- GIVEN RECORDS:
■ ■ ■ ■
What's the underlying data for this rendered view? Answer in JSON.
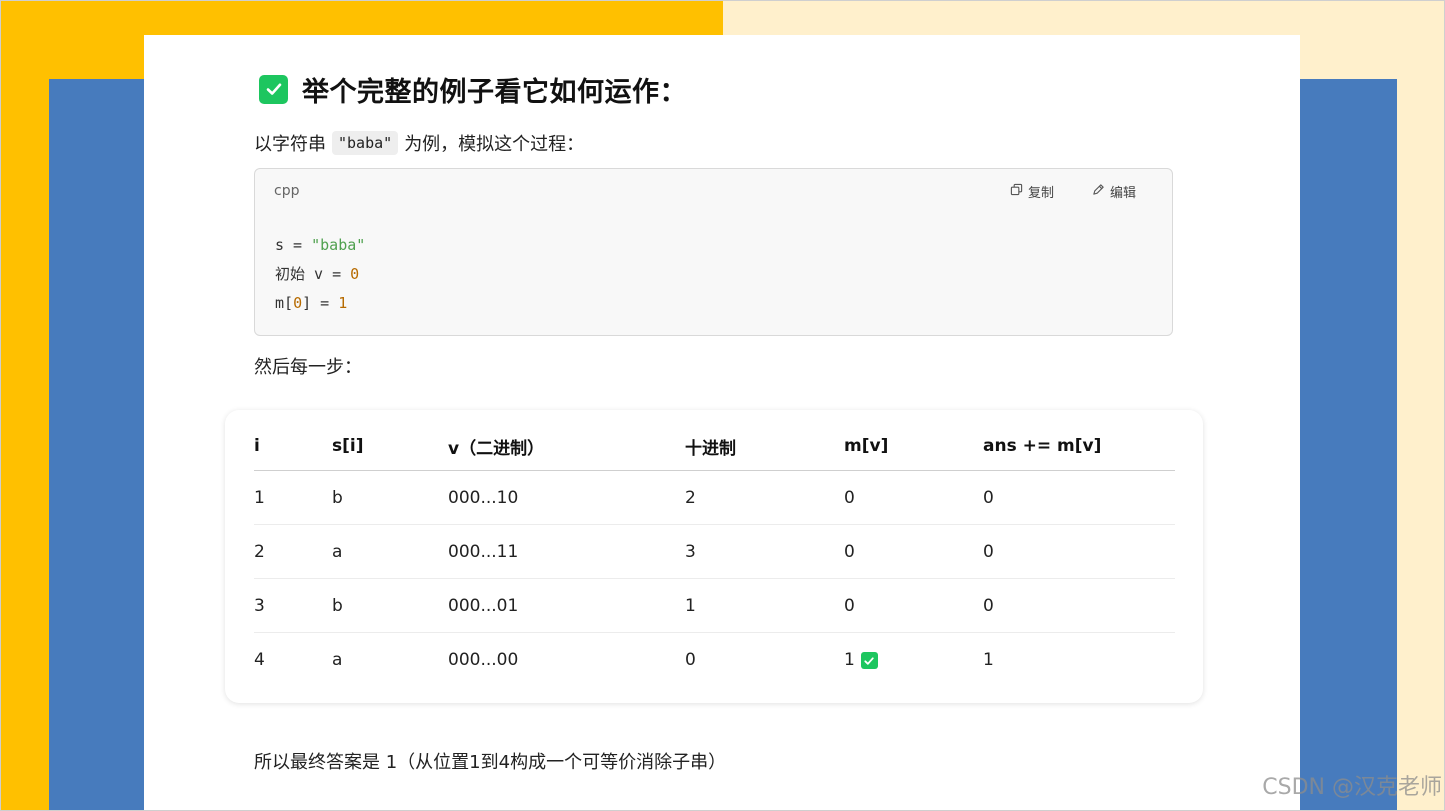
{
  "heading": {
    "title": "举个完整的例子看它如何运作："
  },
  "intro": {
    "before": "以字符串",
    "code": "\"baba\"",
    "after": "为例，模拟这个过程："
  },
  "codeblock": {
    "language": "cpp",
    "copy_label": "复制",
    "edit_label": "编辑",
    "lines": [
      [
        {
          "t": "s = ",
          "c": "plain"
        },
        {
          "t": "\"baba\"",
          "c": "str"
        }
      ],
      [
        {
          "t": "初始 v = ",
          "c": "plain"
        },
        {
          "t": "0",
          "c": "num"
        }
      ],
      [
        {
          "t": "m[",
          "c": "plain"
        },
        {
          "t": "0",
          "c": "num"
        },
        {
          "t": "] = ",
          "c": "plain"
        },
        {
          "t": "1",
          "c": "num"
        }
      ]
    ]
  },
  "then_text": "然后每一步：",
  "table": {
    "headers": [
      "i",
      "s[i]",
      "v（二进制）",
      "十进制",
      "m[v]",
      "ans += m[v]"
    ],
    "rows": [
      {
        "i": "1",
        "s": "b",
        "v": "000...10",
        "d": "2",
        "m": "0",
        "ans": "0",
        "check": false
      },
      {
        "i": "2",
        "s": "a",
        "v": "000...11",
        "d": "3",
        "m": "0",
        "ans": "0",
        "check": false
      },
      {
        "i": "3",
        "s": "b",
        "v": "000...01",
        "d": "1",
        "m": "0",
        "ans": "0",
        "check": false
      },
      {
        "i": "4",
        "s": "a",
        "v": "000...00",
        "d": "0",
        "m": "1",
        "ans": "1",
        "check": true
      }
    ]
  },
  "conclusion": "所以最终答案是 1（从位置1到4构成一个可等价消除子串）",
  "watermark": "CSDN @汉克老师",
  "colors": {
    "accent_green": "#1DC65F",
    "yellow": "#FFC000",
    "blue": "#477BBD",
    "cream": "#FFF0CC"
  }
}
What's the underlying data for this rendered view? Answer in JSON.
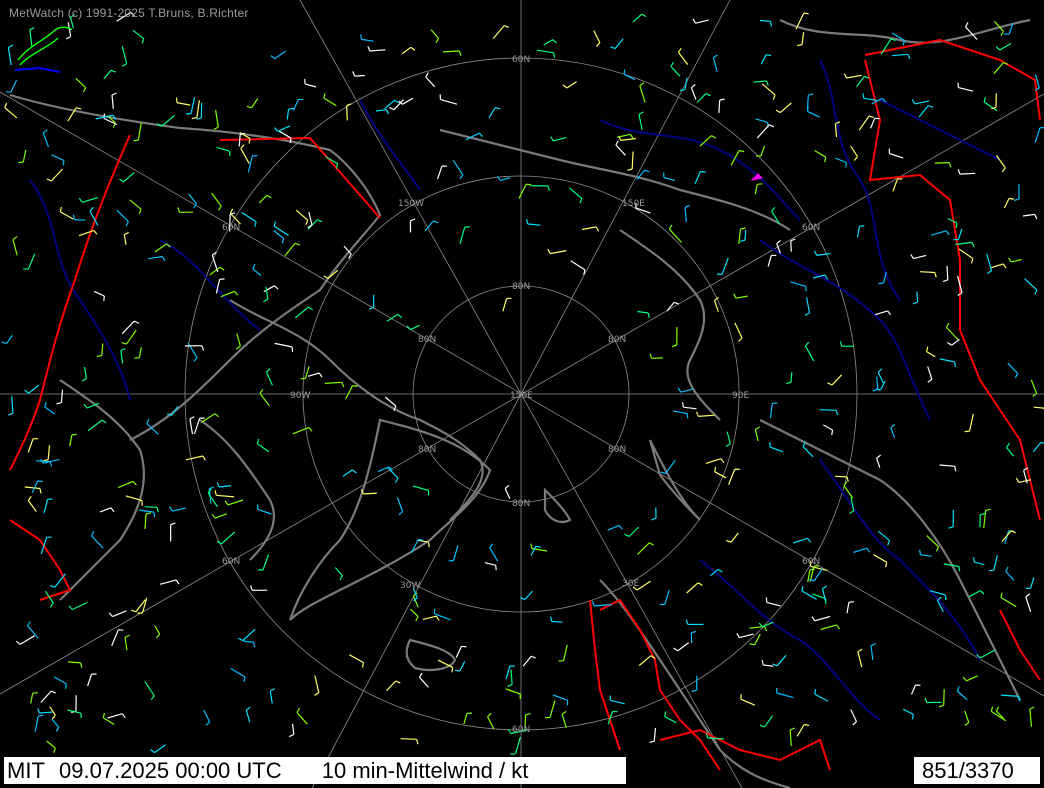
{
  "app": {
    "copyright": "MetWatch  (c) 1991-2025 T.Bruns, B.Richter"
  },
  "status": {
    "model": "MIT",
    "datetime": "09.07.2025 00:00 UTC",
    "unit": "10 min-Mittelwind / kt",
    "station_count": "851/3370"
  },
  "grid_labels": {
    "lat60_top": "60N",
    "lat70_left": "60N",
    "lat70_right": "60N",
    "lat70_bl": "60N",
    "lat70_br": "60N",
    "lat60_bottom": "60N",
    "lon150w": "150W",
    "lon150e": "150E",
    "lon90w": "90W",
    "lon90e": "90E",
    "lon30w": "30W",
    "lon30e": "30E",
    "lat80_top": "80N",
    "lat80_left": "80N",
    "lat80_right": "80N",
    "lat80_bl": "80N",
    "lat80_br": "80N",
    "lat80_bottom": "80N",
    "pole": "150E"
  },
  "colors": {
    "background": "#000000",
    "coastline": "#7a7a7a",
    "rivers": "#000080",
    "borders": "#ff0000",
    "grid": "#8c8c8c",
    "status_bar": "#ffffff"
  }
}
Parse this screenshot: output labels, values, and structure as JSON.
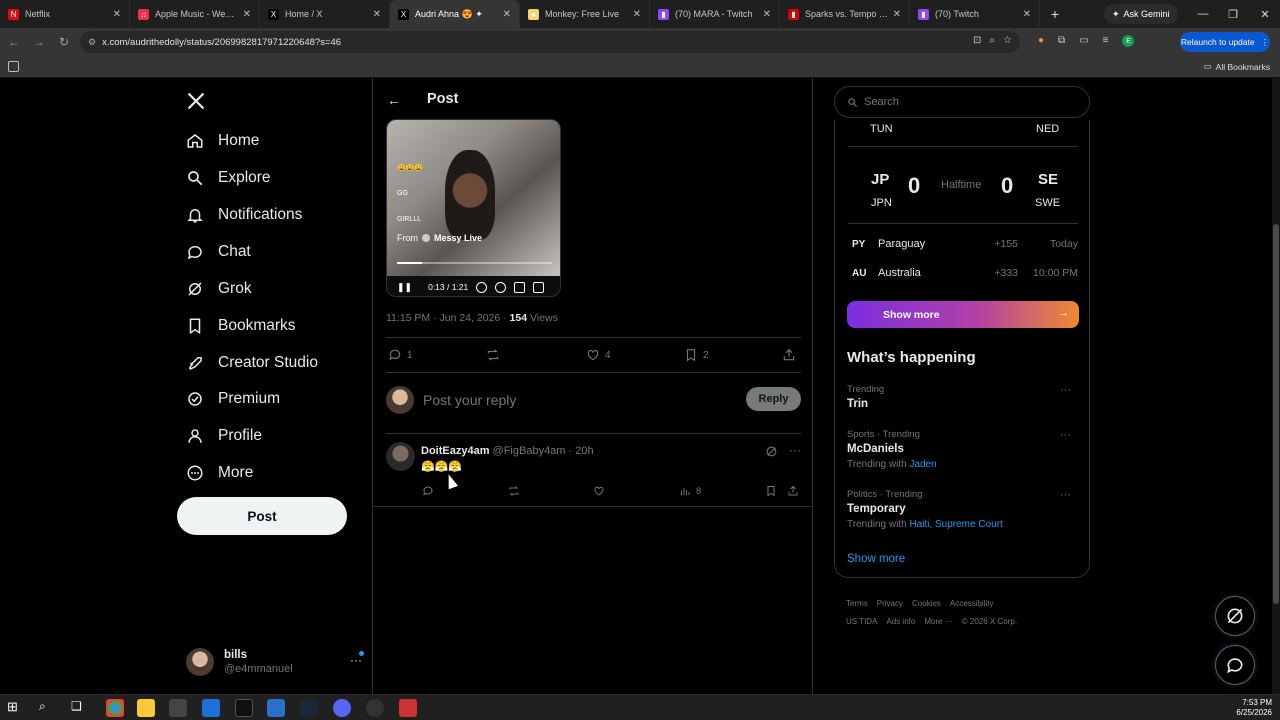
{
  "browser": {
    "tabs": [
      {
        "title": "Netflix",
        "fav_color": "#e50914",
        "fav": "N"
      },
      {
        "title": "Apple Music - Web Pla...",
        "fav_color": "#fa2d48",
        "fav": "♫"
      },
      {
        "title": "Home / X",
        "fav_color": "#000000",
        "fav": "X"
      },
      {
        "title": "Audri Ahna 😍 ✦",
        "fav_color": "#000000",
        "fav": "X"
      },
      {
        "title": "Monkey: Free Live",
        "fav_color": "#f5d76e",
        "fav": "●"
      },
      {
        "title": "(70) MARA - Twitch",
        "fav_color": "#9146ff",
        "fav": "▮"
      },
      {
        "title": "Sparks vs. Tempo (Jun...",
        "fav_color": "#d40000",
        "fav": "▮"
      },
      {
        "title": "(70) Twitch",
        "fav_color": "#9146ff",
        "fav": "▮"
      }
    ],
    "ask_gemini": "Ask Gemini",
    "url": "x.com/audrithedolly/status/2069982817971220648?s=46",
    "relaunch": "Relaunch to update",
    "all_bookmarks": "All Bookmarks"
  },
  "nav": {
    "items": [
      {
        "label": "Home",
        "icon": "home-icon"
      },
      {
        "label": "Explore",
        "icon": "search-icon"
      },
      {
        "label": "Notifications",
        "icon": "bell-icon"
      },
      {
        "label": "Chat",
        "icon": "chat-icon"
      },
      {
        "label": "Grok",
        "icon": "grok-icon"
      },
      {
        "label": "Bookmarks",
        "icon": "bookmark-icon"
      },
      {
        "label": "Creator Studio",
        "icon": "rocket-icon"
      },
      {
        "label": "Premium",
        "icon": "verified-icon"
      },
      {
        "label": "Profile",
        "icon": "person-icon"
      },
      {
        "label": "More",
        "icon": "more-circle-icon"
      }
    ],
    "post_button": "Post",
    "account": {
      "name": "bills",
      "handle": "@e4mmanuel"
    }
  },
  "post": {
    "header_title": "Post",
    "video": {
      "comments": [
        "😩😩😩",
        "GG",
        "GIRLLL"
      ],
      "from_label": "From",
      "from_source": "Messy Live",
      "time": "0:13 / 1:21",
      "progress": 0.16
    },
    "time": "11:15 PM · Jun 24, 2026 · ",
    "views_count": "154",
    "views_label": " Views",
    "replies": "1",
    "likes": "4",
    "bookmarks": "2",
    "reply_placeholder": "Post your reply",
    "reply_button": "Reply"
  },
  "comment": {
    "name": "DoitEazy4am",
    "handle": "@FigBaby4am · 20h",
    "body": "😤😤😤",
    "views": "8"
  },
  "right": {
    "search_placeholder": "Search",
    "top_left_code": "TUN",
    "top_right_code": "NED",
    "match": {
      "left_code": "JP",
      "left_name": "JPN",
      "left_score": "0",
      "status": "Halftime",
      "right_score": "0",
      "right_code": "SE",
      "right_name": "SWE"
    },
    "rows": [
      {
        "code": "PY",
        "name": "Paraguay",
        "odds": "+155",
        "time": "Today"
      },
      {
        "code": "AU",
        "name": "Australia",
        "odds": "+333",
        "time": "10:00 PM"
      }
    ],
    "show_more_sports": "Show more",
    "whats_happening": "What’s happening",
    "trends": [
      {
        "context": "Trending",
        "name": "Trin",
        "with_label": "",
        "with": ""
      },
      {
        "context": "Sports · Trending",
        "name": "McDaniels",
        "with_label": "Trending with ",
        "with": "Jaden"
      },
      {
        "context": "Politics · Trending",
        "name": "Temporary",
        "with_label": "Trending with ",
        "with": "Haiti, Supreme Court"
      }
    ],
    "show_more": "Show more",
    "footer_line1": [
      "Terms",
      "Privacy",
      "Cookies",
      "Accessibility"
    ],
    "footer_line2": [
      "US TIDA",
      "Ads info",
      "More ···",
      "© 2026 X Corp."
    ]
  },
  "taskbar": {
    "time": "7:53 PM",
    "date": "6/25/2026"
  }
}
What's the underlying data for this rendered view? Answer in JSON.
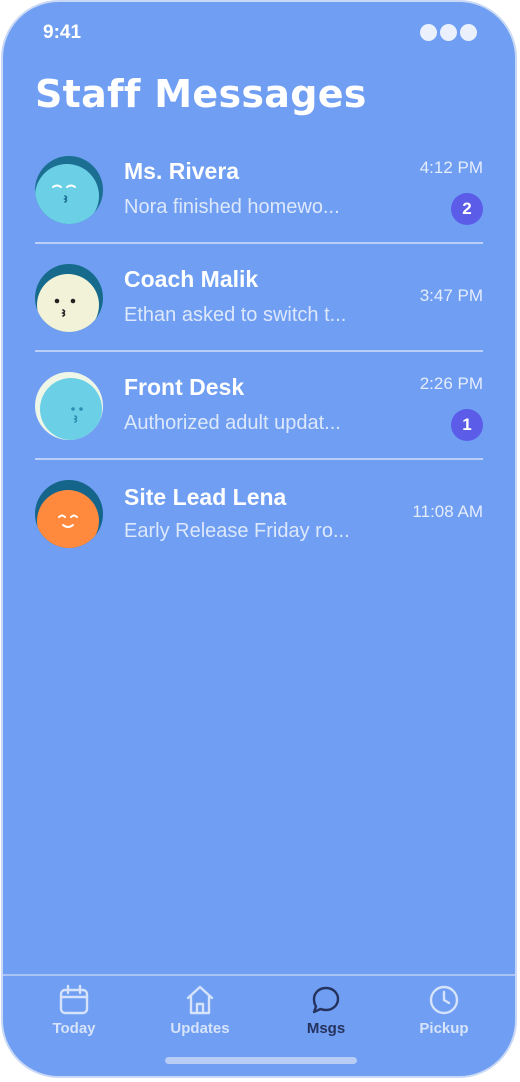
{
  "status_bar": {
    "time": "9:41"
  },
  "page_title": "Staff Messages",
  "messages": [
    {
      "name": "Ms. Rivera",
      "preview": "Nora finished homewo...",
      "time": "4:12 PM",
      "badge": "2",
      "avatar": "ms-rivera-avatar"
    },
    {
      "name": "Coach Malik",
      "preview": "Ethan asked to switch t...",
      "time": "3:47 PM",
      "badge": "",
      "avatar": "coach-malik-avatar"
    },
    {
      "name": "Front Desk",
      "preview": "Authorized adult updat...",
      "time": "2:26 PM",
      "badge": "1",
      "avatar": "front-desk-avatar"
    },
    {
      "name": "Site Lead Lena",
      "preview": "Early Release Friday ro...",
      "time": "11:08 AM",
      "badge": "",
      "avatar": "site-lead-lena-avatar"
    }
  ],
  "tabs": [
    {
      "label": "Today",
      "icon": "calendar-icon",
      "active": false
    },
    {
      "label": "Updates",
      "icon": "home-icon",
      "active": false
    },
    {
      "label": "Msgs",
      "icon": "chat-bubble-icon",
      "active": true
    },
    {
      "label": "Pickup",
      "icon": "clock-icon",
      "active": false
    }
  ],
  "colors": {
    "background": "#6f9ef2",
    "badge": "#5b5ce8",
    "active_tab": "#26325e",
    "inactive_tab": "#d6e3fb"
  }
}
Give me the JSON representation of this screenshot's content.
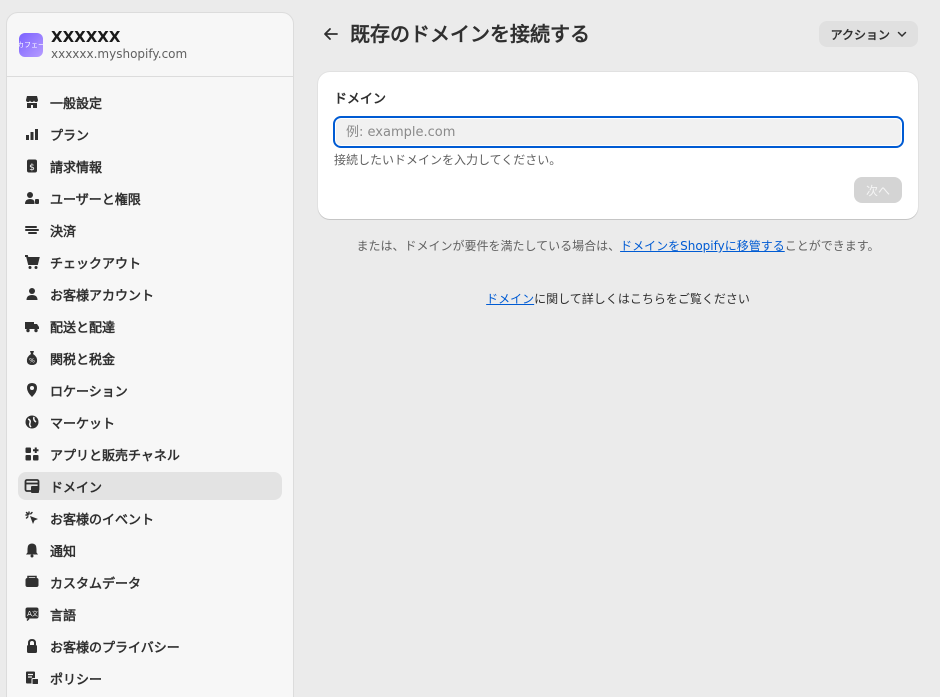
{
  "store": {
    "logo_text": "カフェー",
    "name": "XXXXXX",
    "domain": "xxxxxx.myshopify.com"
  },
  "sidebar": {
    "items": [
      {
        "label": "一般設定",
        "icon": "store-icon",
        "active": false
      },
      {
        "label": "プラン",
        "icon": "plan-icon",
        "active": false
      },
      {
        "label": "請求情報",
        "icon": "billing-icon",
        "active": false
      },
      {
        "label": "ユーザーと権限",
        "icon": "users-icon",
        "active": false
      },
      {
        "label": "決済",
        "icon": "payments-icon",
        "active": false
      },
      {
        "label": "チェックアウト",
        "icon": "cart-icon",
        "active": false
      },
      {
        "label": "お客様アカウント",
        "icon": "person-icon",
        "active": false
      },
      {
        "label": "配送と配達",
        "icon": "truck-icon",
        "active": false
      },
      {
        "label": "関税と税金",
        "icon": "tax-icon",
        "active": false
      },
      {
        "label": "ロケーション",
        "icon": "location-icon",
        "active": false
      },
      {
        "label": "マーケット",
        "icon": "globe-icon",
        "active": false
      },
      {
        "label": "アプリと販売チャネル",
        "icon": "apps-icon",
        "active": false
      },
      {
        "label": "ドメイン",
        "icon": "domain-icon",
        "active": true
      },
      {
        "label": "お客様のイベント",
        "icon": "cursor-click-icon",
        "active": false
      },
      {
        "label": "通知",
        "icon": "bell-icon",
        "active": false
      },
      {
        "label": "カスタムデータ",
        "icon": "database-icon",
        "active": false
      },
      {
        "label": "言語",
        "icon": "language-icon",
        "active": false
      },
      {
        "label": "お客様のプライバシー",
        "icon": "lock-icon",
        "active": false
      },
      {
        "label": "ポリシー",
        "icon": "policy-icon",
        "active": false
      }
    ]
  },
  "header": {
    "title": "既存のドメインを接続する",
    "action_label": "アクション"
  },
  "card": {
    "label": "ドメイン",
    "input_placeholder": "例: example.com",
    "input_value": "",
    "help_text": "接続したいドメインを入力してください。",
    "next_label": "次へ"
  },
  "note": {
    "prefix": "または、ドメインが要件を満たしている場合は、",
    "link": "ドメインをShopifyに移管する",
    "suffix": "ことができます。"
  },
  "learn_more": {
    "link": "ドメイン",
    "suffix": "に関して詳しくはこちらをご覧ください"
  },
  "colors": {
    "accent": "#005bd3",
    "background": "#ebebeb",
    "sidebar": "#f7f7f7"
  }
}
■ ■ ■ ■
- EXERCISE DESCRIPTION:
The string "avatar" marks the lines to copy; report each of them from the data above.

- EXERCISE OUTPUT:
      "avatar": "ms-rivera-avatar"
      "avatar": "coach-malik-avatar"
      "avatar": "front-desk-avatar"
      "avatar": "site-lead-lena-avatar"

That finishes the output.